Nothing in the data may be altered, so output all of it exactly.
START LISTED RECORDS
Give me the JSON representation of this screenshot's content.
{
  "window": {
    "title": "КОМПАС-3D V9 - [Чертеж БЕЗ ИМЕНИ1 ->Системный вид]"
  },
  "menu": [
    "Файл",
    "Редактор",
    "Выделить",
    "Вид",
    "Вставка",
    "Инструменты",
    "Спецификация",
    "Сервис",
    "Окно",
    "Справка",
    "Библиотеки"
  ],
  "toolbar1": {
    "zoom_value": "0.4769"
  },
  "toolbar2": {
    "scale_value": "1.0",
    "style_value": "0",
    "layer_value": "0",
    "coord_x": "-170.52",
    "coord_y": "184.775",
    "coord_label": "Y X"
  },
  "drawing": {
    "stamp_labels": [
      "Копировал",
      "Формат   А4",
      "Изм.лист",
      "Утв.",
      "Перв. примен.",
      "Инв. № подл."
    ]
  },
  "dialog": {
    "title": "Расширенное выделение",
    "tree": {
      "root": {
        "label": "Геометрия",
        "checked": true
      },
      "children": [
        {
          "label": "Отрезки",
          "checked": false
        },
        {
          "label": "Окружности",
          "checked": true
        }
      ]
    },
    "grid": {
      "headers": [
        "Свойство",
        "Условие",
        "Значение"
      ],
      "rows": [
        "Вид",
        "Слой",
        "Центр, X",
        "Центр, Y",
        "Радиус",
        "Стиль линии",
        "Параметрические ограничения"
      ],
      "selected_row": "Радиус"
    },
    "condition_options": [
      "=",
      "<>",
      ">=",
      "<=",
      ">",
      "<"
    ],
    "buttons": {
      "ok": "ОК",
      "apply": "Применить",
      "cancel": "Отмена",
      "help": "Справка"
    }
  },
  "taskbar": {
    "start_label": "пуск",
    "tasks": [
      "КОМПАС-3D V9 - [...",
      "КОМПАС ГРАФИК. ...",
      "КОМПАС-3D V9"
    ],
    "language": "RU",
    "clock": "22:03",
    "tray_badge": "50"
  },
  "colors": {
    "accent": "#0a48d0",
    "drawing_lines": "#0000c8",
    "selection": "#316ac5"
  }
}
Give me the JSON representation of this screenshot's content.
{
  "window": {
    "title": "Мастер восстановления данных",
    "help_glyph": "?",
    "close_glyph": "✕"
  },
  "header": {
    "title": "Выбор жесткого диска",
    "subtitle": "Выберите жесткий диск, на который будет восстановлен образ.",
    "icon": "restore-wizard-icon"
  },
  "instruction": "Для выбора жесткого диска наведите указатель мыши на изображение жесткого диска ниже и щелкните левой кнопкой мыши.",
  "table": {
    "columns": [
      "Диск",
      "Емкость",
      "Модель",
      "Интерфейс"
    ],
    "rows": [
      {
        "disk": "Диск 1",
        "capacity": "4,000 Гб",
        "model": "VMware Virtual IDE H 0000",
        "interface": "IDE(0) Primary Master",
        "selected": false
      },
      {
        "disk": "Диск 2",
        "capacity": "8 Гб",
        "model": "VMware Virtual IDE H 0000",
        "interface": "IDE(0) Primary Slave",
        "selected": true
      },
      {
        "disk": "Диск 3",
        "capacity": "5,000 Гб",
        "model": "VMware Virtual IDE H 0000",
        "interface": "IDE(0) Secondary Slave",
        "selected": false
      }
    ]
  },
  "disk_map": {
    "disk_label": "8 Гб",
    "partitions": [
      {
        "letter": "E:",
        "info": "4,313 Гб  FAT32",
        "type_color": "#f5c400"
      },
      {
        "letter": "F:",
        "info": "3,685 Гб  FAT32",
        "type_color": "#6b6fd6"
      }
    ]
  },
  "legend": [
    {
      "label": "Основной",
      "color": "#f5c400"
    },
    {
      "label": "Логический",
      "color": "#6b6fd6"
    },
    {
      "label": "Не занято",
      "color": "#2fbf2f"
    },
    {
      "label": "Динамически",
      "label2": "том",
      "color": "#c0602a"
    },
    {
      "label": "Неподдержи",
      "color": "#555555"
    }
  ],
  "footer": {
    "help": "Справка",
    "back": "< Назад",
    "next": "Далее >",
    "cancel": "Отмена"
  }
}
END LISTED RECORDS
**TASK ANSWER**
Give me the JSON representation of this screenshot's content.
{
  "window": {
    "title": "КОМПАС-3D V9 - [Чертеж БЕЗ ИМЕНИ1 ->Системный вид]"
  },
  "menu": [
    "Файл",
    "Редактор",
    "Выделить",
    "Вид",
    "Вставка",
    "Инструменты",
    "Спецификация",
    "Сервис",
    "Окно",
    "Справка",
    "Библиотеки"
  ],
  "toolbar1": {
    "zoom_value": "0.4769"
  },
  "toolbar2": {
    "scale_value": "1.0",
    "style_value": "0",
    "layer_value": "0",
    "coord_x": "-170.52",
    "coord_y": "184.775",
    "coord_label": "Y X"
  },
  "drawing": {
    "stamp_labels": [
      "Копировал",
      "Формат   А4",
      "Изм.лист",
      "Утв.",
      "Перв. примен.",
      "Инв. № подл."
    ]
  },
  "dialog": {
    "title": "Расширенное выделение",
    "tree": {
      "root": {
        "label": "Геометрия",
        "checked": true
      },
      "children": [
        {
          "label": "Отрезки",
          "checked": false
        },
        {
          "label": "Окружности",
          "checked": true
        }
      ]
    },
    "grid": {
      "headers": [
        "Свойство",
        "Условие",
        "Значение"
      ],
      "rows": [
        "Вид",
        "Слой",
        "Центр, X",
        "Центр, Y",
        "Радиус",
        "Стиль линии",
        "Параметрические ограничения"
      ],
      "selected_row": "Радиус"
    },
    "condition_options": [
      "=",
      "<>",
      ">=",
      "<=",
      ">",
      "<"
    ],
    "buttons": {
      "ok": "ОК",
      "apply": "Применить",
      "cancel": "Отмена",
      "help": "Справка"
    }
  },
  "taskbar": {
    "start_label": "пуск",
    "tasks": [
      "КОМПАС-3D V9 - [...",
      "КОМПАС ГРАФИК. ...",
      "КОМПАС-3D V9"
    ],
    "language": "RU",
    "clock": "22:03",
    "tray_badge": "50"
  },
  "colors": {
    "accent": "#0a48d0",
    "drawing_lines": "#0000c8",
    "selection": "#316ac5"
  }
}
Give me the JSON representation of this screenshot's content.
{
  "window": {
    "title": "Мастер восстановления данных",
    "help_glyph": "?",
    "close_glyph": "✕"
  },
  "header": {
    "title": "Выбор жесткого диска",
    "subtitle": "Выберите жесткий диск, на который будет восстановлен образ.",
    "icon": "restore-wizard-icon"
  },
  "instruction": "Для выбора жесткого диска наведите указатель мыши на изображение жесткого диска ниже и щелкните левой кнопкой мыши.",
  "table": {
    "columns": [
      "Диск",
      "Емкость",
      "Модель",
      "Интерфейс"
    ],
    "rows": [
      {
        "disk": "Диск 1",
        "capacity": "4,000 Гб",
        "model": "VMware Virtual IDE H 0000",
        "interface": "IDE(0) Primary Master",
        "selected": false
      },
      {
        "disk": "Диск 2",
        "capacity": "8 Гб",
        "model": "VMware Virtual IDE H 0000",
        "interface": "IDE(0) Primary Slave",
        "selected": true
      },
      {
        "disk": "Диск 3",
        "capacity": "5,000 Гб",
        "model": "VMware Virtual IDE H 0000",
        "interface": "IDE(0) Secondary Slave",
        "selected": false
      }
    ]
  },
  "disk_map": {
    "disk_label": "8 Гб",
    "partitions": [
      {
        "letter": "E:",
        "info": "4,313 Гб  FAT32",
        "type_color": "#f5c400"
      },
      {
        "letter": "F:",
        "info": "3,685 Гб  FAT32",
        "type_color": "#6b6fd6"
      }
    ]
  },
  "legend": [
    {
      "label": "Основной",
      "color": "#f5c400"
    },
    {
      "label": "Логический",
      "color": "#6b6fd6"
    },
    {
      "label": "Не занято",
      "color": "#2fbf2f"
    },
    {
      "label": "Динамически",
      "label2": "том",
      "color": "#c0602a"
    },
    {
      "label": "Неподдержи",
      "color": "#555555"
    }
  ],
  "footer": {
    "help": "Справка",
    "back": "< Назад",
    "next": "Далее >",
    "cancel": "Отмена"
  }
}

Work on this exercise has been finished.